Naked, but Still Writing
We all have our personal equivalent of the “naked dream” where your vulnerable anatomy is revealed to an auditorium of peers who publicly humiliate or unmask you in some way.
Lately I’ve been exploring the feelings that come up around bad reviews and negative criticism since publishing my two new books, Make a Scene, and Write Free. Fortunately for the sake of blog post material, I received another crappy review, this one asking the very question that pulls at the seams of my tightly sewn writer’s persona, rendering me naked to the jeering crowd.
Why, asked the gentleman, should he have expected a book on writing to offer him anything useful when the author had not published a novel to speak of? (I paraphrase)
Was I, the gentleman pointed out in his cocksure manner, another example of the old axiom, “those who can’t do, teach?” (my words).
I’m afraid to admit this one stung precisely because I have asked myself this same question, waiting to be revealed as a fake. What if all those novels I’ve written—the prerequisite “5 or 6 unpublished novels hiding in a drawer” are all I will ever have to show of a literary life?
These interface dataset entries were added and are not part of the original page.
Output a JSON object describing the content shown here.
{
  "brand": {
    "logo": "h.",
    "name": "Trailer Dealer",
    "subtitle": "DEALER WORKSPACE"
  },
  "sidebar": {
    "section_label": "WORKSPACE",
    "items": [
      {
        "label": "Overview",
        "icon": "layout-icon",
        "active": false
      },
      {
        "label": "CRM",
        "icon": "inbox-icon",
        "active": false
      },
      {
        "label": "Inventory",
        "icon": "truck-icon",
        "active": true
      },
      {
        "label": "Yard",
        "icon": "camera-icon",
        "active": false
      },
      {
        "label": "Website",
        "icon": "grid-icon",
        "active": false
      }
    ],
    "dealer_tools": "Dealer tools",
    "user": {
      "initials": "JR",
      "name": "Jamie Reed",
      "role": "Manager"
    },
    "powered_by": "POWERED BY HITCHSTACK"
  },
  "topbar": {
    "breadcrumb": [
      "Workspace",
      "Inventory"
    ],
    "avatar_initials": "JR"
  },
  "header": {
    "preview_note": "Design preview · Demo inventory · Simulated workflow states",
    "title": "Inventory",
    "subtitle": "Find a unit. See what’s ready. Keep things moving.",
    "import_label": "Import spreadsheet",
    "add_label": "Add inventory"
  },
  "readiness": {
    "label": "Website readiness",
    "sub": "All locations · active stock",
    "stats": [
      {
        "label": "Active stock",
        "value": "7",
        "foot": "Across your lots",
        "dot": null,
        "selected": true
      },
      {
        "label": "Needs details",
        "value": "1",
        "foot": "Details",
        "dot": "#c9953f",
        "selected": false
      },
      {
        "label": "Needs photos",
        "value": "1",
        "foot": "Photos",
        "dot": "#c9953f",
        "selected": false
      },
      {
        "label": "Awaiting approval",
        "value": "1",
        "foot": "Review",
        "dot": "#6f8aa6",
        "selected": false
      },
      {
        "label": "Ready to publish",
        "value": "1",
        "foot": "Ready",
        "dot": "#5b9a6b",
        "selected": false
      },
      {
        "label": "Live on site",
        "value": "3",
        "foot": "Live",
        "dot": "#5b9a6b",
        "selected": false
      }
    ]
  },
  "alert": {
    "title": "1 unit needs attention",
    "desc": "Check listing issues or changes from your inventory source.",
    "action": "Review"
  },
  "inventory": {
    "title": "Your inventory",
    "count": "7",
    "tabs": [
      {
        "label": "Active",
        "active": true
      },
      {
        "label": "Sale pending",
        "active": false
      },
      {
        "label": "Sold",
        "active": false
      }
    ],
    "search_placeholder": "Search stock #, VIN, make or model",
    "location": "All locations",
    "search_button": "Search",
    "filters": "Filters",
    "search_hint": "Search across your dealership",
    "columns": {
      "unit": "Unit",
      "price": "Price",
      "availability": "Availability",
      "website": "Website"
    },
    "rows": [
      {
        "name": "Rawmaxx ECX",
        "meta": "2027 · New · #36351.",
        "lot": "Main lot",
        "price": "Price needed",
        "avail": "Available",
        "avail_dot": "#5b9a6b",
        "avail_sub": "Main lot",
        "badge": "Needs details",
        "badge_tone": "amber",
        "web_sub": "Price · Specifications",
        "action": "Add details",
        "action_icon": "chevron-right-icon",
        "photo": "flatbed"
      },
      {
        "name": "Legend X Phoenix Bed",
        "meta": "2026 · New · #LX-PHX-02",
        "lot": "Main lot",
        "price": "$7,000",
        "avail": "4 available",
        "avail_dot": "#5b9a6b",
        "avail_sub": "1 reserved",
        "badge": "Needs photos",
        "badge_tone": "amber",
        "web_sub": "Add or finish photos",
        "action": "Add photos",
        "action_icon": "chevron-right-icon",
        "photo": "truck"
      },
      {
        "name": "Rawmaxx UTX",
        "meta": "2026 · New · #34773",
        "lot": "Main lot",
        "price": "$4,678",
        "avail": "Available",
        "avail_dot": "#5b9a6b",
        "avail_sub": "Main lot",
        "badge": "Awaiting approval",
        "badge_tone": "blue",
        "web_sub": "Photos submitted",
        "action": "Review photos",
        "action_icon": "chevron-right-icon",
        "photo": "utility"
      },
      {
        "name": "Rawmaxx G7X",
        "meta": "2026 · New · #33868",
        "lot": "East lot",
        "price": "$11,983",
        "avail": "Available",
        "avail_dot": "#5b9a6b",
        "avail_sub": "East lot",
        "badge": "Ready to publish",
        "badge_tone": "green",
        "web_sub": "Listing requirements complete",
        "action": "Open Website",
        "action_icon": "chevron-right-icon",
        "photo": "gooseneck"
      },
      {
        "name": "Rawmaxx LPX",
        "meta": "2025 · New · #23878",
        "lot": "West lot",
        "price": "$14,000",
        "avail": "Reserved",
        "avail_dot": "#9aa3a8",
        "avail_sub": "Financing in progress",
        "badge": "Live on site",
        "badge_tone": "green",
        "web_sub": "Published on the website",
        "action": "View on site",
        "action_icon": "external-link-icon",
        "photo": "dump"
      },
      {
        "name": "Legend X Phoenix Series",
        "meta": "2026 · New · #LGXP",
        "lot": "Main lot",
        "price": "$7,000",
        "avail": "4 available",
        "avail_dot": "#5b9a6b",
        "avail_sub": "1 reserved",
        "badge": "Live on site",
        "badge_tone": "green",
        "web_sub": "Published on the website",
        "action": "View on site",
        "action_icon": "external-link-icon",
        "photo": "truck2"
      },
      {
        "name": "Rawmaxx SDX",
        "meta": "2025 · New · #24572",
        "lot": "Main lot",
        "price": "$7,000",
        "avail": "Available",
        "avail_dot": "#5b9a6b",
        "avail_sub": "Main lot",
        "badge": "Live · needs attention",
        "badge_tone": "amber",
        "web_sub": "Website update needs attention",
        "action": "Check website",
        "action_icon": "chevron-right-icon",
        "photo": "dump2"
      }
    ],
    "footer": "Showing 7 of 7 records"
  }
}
What if all the hours I’ve spent building structures and implanting characters within them, spinning out tales and stories and yarns, never produce a saleable work of fiction?
Should I then turn off my analytical eye, blind the part of me that is, for some reason, pretty darn good at seeing and understanding the elements of the craft of fiction even as I struggle to make them work for me?
My answer is that I believe there is a difference between someone who teaches but does not practice their subject, and one who teaches and practices and still has a ways to go along the path, maybe a lifetime. I may not be "there" yet, but I'm still on my way.